TASK BRIEF »
The data is to be retyped in full, exactly.

[Data records for software interfaces]
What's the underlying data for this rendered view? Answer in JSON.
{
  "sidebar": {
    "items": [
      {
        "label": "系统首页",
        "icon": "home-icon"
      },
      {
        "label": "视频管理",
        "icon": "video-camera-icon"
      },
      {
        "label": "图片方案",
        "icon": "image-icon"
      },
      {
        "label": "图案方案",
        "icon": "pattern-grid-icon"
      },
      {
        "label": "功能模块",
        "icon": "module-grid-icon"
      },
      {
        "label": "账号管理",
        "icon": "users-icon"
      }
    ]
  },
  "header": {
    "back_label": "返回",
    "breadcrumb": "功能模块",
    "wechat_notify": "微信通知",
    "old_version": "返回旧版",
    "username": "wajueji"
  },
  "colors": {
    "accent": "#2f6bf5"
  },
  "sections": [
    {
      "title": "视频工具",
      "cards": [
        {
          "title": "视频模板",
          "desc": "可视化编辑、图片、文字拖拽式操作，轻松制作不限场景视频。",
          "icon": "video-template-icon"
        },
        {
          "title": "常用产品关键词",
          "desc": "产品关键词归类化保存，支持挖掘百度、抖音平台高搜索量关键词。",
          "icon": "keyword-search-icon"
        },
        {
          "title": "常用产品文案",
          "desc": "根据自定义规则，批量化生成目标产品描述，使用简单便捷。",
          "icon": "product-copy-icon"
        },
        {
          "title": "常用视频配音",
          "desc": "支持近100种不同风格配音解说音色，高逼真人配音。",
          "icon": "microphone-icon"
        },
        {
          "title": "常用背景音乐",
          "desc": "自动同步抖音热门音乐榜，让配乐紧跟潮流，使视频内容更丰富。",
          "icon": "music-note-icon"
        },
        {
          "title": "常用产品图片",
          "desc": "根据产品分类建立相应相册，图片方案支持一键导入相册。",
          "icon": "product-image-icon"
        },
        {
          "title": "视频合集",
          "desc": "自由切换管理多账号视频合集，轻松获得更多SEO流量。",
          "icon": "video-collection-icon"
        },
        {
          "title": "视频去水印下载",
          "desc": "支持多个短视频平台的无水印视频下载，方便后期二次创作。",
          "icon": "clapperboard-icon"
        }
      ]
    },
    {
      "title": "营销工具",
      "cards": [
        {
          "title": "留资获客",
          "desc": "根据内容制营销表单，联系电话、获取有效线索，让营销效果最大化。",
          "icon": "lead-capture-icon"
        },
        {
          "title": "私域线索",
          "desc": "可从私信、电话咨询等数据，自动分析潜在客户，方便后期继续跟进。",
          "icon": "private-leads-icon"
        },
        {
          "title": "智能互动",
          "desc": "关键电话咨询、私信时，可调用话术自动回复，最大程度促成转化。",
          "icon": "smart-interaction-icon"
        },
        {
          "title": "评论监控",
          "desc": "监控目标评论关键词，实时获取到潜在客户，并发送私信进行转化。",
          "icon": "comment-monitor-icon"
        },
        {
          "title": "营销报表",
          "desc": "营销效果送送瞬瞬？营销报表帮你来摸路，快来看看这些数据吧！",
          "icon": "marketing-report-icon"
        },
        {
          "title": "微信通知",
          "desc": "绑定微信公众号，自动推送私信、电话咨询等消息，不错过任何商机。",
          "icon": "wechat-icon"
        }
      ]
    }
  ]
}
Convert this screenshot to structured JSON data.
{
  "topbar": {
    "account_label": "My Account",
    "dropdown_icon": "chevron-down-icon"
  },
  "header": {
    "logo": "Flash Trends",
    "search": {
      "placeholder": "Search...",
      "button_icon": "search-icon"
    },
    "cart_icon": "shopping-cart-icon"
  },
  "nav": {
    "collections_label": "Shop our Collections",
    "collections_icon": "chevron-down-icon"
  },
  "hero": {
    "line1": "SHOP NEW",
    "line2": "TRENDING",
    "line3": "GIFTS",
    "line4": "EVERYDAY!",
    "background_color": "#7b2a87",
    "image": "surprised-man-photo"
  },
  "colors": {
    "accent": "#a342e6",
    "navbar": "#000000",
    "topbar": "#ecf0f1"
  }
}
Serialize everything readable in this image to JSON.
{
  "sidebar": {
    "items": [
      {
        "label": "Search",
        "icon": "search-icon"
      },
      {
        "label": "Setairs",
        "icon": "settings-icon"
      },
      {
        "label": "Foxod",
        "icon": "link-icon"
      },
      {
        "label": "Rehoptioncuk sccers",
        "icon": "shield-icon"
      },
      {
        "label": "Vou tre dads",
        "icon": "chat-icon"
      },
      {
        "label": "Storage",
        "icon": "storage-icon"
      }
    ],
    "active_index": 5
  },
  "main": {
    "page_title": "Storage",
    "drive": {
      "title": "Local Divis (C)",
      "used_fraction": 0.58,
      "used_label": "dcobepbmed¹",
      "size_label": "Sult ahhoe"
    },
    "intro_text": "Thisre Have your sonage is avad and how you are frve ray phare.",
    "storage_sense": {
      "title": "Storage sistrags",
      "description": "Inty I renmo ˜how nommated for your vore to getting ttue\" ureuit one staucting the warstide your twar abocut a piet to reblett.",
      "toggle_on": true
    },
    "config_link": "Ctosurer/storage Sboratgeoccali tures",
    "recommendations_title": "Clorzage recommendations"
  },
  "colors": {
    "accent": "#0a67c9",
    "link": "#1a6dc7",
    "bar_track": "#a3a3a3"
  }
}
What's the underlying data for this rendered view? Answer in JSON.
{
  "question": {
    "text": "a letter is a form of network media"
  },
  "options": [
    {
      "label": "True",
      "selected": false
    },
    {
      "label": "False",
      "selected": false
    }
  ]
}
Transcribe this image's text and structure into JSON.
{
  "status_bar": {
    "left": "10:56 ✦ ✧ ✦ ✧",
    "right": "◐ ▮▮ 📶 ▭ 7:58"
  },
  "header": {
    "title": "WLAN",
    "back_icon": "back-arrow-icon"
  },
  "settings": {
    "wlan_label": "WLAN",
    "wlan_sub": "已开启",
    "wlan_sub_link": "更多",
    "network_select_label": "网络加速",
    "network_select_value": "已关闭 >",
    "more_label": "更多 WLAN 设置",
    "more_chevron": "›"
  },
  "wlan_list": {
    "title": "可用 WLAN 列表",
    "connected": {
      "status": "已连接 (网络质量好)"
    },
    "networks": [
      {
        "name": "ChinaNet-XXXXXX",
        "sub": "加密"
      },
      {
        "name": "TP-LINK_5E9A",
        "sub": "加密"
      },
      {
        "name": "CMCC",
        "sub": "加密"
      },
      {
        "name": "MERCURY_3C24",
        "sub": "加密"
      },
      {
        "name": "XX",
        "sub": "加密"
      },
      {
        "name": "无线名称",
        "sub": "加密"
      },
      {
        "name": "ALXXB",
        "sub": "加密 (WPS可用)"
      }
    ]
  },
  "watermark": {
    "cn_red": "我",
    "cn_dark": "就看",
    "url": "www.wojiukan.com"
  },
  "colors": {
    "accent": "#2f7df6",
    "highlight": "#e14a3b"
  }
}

TASK RESPONSE »
What's the underlying data for this rendered view? Answer in JSON.
{
  "sidebar": {
    "items": [
      {
        "label": "系统首页",
        "icon": "home-icon"
      },
      {
        "label": "视频管理",
        "icon": "video-camera-icon"
      },
      {
        "label": "图片方案",
        "icon": "image-icon"
      },
      {
        "label": "图案方案",
        "icon": "pattern-grid-icon"
      },
      {
        "label": "功能模块",
        "icon": "module-grid-icon"
      },
      {
        "label": "账号管理",
        "icon": "users-icon"
      }
    ]
  },
  "header": {
    "back_label": "返回",
    "breadcrumb": "功能模块",
    "wechat_notify": "微信通知",
    "old_version": "返回旧版",
    "username": "wajueji"
  },
  "colors": {
    "accent": "#2f6bf5"
  },
  "sections": [
    {
      "title": "视频工具",
      "cards": [
        {
          "title": "视频模板",
          "desc": "可视化编辑、图片、文字拖拽式操作，轻松制作不限场景视频。",
          "icon": "video-template-icon"
        },
        {
          "title": "常用产品关键词",
          "desc": "产品关键词归类化保存，支持挖掘百度、抖音平台高搜索量关键词。",
          "icon": "keyword-search-icon"
        },
        {
          "title": "常用产品文案",
          "desc": "根据自定义规则，批量化生成目标产品描述，使用简单便捷。",
          "icon": "product-copy-icon"
        },
        {
          "title": "常用视频配音",
          "desc": "支持近100种不同风格配音解说音色，高逼真人配音。",
          "icon": "microphone-icon"
        },
        {
          "title": "常用背景音乐",
          "desc": "自动同步抖音热门音乐榜，让配乐紧跟潮流，使视频内容更丰富。",
          "icon": "music-note-icon"
        },
        {
          "title": "常用产品图片",
          "desc": "根据产品分类建立相应相册，图片方案支持一键导入相册。",
          "icon": "product-image-icon"
        },
        {
          "title": "视频合集",
          "desc": "自由切换管理多账号视频合集，轻松获得更多SEO流量。",
          "icon": "video-collection-icon"
        },
        {
          "title": "视频去水印下载",
          "desc": "支持多个短视频平台的无水印视频下载，方便后期二次创作。",
          "icon": "clapperboard-icon"
        }
      ]
    },
    {
      "title": "营销工具",
      "cards": [
        {
          "title": "留资获客",
          "desc": "根据内容制营销表单，联系电话、获取有效线索，让营销效果最大化。",
          "icon": "lead-capture-icon"
        },
        {
          "title": "私域线索",
          "desc": "可从私信、电话咨询等数据，自动分析潜在客户，方便后期继续跟进。",
          "icon": "private-leads-icon"
        },
        {
          "title": "智能互动",
          "desc": "关键电话咨询、私信时，可调用话术自动回复，最大程度促成转化。",
          "icon": "smart-interaction-icon"
        },
        {
          "title": "评论监控",
          "desc": "监控目标评论关键词，实时获取到潜在客户，并发送私信进行转化。",
          "icon": "comment-monitor-icon"
        },
        {
          "title": "营销报表",
          "desc": "营销效果送送瞬瞬？营销报表帮你来摸路，快来看看这些数据吧！",
          "icon": "marketing-report-icon"
        },
        {
          "title": "微信通知",
          "desc": "绑定微信公众号，自动推送私信、电话咨询等消息，不错过任何商机。",
          "icon": "wechat-icon"
        }
      ]
    }
  ]
}
Convert this screenshot to structured JSON data.
{
  "topbar": {
    "account_label": "My Account",
    "dropdown_icon": "chevron-down-icon"
  },
  "header": {
    "logo": "Flash Trends",
    "search": {
      "placeholder": "Search...",
      "button_icon": "search-icon"
    },
    "cart_icon": "shopping-cart-icon"
  },
  "nav": {
    "collections_label": "Shop our Collections",
    "collections_icon": "chevron-down-icon"
  },
  "hero": {
    "line1": "SHOP NEW",
    "line2": "TRENDING",
    "line3": "GIFTS",
    "line4": "EVERYDAY!",
    "background_color": "#7b2a87",
    "image": "surprised-man-photo"
  },
  "colors": {
    "accent": "#a342e6",
    "navbar": "#000000",
    "topbar": "#ecf0f1"
  }
}
Serialize everything readable in this image to JSON.
{
  "sidebar": {
    "items": [
      {
        "label": "Search",
        "icon": "search-icon"
      },
      {
        "label": "Setairs",
        "icon": "settings-icon"
      },
      {
        "label": "Foxod",
        "icon": "link-icon"
      },
      {
        "label": "Rehoptioncuk sccers",
        "icon": "shield-icon"
      },
      {
        "label": "Vou tre dads",
        "icon": "chat-icon"
      },
      {
        "label": "Storage",
        "icon": "storage-icon"
      }
    ],
    "active_index": 5
  },
  "main": {
    "page_title": "Storage",
    "drive": {
      "title": "Local Divis (C)",
      "used_fraction": 0.58,
      "used_label": "dcobepbmed¹",
      "size_label": "Sult ahhoe"
    },
    "intro_text": "Thisre Have your sonage is avad and how you are frve ray phare.",
    "storage_sense": {
      "title": "Storage sistrags",
      "description": "Inty I renmo ˜how nommated for your vore to getting ttue\" ureuit one staucting the warstide your twar abocut a piet to reblett.",
      "toggle_on": true
    },
    "config_link": "Ctosurer/storage Sboratgeoccali tures",
    "recommendations_title": "Clorzage recommendations"
  },
  "colors": {
    "accent": "#0a67c9",
    "link": "#1a6dc7",
    "bar_track": "#a3a3a3"
  }
}
What's the underlying data for this rendered view? Answer in JSON.
{
  "question": {
    "text": "a letter is a form of network media"
  },
  "options": [
    {
      "label": "True",
      "selected": false
    },
    {
      "label": "False",
      "selected": false
    }
  ]
}
Transcribe this image's text and structure into JSON.
{
  "status_bar": {
    "left": "10:56 ✦ ✧ ✦ ✧",
    "right": "◐ ▮▮ 📶 ▭ 7:58"
  },
  "header": {
    "title": "WLAN",
    "back_icon": "back-arrow-icon"
  },
  "settings": {
    "wlan_label": "WLAN",
    "wlan_sub": "已开启",
    "wlan_sub_link": "更多",
    "network_select_label": "网络加速",
    "network_select_value": "已关闭 >",
    "more_label": "更多 WLAN 设置",
    "more_chevron": "›"
  },
  "wlan_list": {
    "title": "可用 WLAN 列表",
    "connected": {
      "status": "已连接 (网络质量好)"
    },
    "networks": [
      {
        "name": "ChinaNet-XXXXXX",
        "sub": "加密"
      },
      {
        "name": "TP-LINK_5E9A",
        "sub": "加密"
      },
      {
        "name": "CMCC",
        "sub": "加密"
      },
      {
        "name": "MERCURY_3C24",
        "sub": "加密"
      },
      {
        "name": "XX",
        "sub": "加密"
      },
      {
        "name": "无线名称",
        "sub": "加密"
      },
      {
        "name": "ALXXB",
        "sub": "加密 (WPS可用)"
      }
    ]
  },
  "watermark": {
    "cn_red": "我",
    "cn_dark": "就看",
    "url": "www.wojiukan.com"
  },
  "colors": {
    "accent": "#2f7df6",
    "highlight": "#e14a3b"
  }
}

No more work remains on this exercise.